DATA FOR REVIEW =>
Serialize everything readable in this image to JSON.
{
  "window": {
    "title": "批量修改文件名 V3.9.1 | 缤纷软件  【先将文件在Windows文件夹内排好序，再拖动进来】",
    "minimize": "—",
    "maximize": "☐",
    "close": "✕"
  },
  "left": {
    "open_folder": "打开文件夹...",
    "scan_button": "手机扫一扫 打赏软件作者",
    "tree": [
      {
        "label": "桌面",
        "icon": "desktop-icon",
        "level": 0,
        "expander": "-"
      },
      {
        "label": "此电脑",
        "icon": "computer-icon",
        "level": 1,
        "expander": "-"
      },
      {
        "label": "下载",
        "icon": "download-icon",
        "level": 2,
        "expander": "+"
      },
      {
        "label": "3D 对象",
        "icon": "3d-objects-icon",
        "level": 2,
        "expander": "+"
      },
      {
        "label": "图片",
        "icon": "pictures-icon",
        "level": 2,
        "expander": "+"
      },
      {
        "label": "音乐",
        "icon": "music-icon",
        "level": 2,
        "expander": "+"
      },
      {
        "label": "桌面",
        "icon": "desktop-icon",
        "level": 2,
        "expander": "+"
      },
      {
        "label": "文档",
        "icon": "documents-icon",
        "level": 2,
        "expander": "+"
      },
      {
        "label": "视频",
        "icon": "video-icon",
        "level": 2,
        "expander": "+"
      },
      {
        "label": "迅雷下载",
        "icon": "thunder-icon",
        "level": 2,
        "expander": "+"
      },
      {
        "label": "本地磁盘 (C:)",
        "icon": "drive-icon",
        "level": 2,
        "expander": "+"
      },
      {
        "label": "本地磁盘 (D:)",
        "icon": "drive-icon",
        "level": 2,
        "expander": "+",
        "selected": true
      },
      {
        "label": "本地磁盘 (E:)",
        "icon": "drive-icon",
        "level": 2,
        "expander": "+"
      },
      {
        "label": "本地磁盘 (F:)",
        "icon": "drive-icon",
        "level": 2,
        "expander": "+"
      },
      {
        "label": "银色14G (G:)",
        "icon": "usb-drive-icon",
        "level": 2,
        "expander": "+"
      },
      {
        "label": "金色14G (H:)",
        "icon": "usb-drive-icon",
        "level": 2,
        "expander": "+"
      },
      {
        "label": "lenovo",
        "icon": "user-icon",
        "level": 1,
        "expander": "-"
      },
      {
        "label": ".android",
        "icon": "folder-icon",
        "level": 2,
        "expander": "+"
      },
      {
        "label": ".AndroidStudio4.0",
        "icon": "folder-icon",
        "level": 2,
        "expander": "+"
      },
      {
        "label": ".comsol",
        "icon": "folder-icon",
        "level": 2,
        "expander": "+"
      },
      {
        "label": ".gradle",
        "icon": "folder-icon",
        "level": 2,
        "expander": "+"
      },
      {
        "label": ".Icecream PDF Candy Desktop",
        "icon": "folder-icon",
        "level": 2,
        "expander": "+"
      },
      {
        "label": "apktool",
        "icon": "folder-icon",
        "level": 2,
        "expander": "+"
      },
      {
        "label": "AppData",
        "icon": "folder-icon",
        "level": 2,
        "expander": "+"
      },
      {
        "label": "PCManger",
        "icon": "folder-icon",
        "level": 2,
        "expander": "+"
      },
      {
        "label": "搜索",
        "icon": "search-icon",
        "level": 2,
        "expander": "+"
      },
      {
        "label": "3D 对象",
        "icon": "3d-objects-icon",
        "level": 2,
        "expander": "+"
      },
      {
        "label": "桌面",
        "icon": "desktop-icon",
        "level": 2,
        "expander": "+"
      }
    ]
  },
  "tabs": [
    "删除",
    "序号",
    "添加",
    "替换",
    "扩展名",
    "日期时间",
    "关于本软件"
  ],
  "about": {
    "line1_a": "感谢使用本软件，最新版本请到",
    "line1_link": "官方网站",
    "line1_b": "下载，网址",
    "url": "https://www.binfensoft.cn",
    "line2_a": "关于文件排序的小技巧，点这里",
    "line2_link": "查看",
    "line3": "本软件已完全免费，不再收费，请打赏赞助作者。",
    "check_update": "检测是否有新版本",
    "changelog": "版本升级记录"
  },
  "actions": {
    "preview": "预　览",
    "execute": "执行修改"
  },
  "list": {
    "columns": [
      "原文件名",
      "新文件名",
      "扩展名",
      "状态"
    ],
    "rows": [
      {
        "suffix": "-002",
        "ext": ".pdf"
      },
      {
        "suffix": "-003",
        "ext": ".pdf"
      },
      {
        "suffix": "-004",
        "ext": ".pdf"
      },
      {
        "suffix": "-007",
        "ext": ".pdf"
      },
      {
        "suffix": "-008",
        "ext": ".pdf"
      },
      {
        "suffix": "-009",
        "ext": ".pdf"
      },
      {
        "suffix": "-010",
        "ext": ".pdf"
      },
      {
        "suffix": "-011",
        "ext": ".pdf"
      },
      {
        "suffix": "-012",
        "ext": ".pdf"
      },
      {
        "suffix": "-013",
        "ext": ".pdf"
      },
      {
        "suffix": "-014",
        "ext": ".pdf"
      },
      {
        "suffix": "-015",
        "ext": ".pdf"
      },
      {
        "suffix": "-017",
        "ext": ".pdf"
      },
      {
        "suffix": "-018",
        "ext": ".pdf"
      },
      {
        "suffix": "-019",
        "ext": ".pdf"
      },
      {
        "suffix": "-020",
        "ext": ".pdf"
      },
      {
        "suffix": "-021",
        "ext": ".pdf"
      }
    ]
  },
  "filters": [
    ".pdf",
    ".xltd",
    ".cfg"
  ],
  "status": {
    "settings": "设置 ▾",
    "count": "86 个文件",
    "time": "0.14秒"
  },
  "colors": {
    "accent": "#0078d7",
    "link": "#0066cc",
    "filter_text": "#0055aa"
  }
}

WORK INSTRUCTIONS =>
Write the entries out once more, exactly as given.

THE COMPLETED TASK =>
Serialize everything readable in this image to JSON.
{
  "window": {
    "title": "批量修改文件名 V3.9.1 | 缤纷软件  【先将文件在Windows文件夹内排好序，再拖动进来】",
    "minimize": "—",
    "maximize": "☐",
    "close": "✕"
  },
  "left": {
    "open_folder": "打开文件夹...",
    "scan_button": "手机扫一扫 打赏软件作者",
    "tree": [
      {
        "label": "桌面",
        "icon": "desktop-icon",
        "level": 0,
        "expander": "-"
      },
      {
        "label": "此电脑",
        "icon": "computer-icon",
        "level": 1,
        "expander": "-"
      },
      {
        "label": "下载",
        "icon": "download-icon",
        "level": 2,
        "expander": "+"
      },
      {
        "label": "3D 对象",
        "icon": "3d-objects-icon",
        "level": 2,
        "expander": "+"
      },
      {
        "label": "图片",
        "icon": "pictures-icon",
        "level": 2,
        "expander": "+"
      },
      {
        "label": "音乐",
        "icon": "music-icon",
        "level": 2,
        "expander": "+"
      },
      {
        "label": "桌面",
        "icon": "desktop-icon",
        "level": 2,
        "expander": "+"
      },
      {
        "label": "文档",
        "icon": "documents-icon",
        "level": 2,
        "expander": "+"
      },
      {
        "label": "视频",
        "icon": "video-icon",
        "level": 2,
        "expander": "+"
      },
      {
        "label": "迅雷下载",
        "icon": "thunder-icon",
        "level": 2,
        "expander": "+"
      },
      {
        "label": "本地磁盘 (C:)",
        "icon": "drive-icon",
        "level": 2,
        "expander": "+"
      },
      {
        "label": "本地磁盘 (D:)",
        "icon": "drive-icon",
        "level": 2,
        "expander": "+",
        "selected": true
      },
      {
        "label": "本地磁盘 (E:)",
        "icon": "drive-icon",
        "level": 2,
        "expander": "+"
      },
      {
        "label": "本地磁盘 (F:)",
        "icon": "drive-icon",
        "level": 2,
        "expander": "+"
      },
      {
        "label": "银色14G (G:)",
        "icon": "usb-drive-icon",
        "level": 2,
        "expander": "+"
      },
      {
        "label": "金色14G (H:)",
        "icon": "usb-drive-icon",
        "level": 2,
        "expander": "+"
      },
      {
        "label": "lenovo",
        "icon": "user-icon",
        "level": 1,
        "expander": "-"
      },
      {
        "label": ".android",
        "icon": "folder-icon",
        "level": 2,
        "expander": "+"
      },
      {
        "label": ".AndroidStudio4.0",
        "icon": "folder-icon",
        "level": 2,
        "expander": "+"
      },
      {
        "label": ".comsol",
        "icon": "folder-icon",
        "level": 2,
        "expander": "+"
      },
      {
        "label": ".gradle",
        "icon": "folder-icon",
        "level": 2,
        "expander": "+"
      },
      {
        "label": ".Icecream PDF Candy Desktop",
        "icon": "folder-icon",
        "level": 2,
        "expander": "+"
      },
      {
        "label": "apktool",
        "icon": "folder-icon",
        "level": 2,
        "expander": "+"
      },
      {
        "label": "AppData",
        "icon": "folder-icon",
        "level": 2,
        "expander": "+"
      },
      {
        "label": "PCManger",
        "icon": "folder-icon",
        "level": 2,
        "expander": "+"
      },
      {
        "label": "搜索",
        "icon": "search-icon",
        "level": 2,
        "expander": "+"
      },
      {
        "label": "3D 对象",
        "icon": "3d-objects-icon",
        "level": 2,
        "expander": "+"
      },
      {
        "label": "桌面",
        "icon": "desktop-icon",
        "level": 2,
        "expander": "+"
      }
    ]
  },
  "tabs": [
    "删除",
    "序号",
    "添加",
    "替换",
    "扩展名",
    "日期时间",
    "关于本软件"
  ],
  "about": {
    "line1_a": "感谢使用本软件，最新版本请到",
    "line1_link": "官方网站",
    "line1_b": "下载，网址",
    "url": "https://www.binfensoft.cn",
    "line2_a": "关于文件排序的小技巧，点这里",
    "line2_link": "查看",
    "line3": "本软件已完全免费，不再收费，请打赏赞助作者。",
    "check_update": "检测是否有新版本",
    "changelog": "版本升级记录"
  },
  "actions": {
    "preview": "预　览",
    "execute": "执行修改"
  },
  "list": {
    "columns": [
      "原文件名",
      "新文件名",
      "扩展名",
      "状态"
    ],
    "rows": [
      {
        "suffix": "-002",
        "ext": ".pdf"
      },
      {
        "suffix": "-003",
        "ext": ".pdf"
      },
      {
        "suffix": "-004",
        "ext": ".pdf"
      },
      {
        "suffix": "-007",
        "ext": ".pdf"
      },
      {
        "suffix": "-008",
        "ext": ".pdf"
      },
      {
        "suffix": "-009",
        "ext": ".pdf"
      },
      {
        "suffix": "-010",
        "ext": ".pdf"
      },
      {
        "suffix": "-011",
        "ext": ".pdf"
      },
      {
        "suffix": "-012",
        "ext": ".pdf"
      },
      {
        "suffix": "-013",
        "ext": ".pdf"
      },
      {
        "suffix": "-014",
        "ext": ".pdf"
      },
      {
        "suffix": "-015",
        "ext": ".pdf"
      },
      {
        "suffix": "-017",
        "ext": ".pdf"
      },
      {
        "suffix": "-018",
        "ext": ".pdf"
      },
      {
        "suffix": "-019",
        "ext": ".pdf"
      },
      {
        "suffix": "-020",
        "ext": ".pdf"
      },
      {
        "suffix": "-021",
        "ext": ".pdf"
      }
    ]
  },
  "filters": [
    ".pdf",
    ".xltd",
    ".cfg"
  ],
  "status": {
    "settings": "设置 ▾",
    "count": "86 个文件",
    "time": "0.14秒"
  },
  "colors": {
    "accent": "#0078d7",
    "link": "#0066cc",
    "filter_text": "#0055aa"
  }
}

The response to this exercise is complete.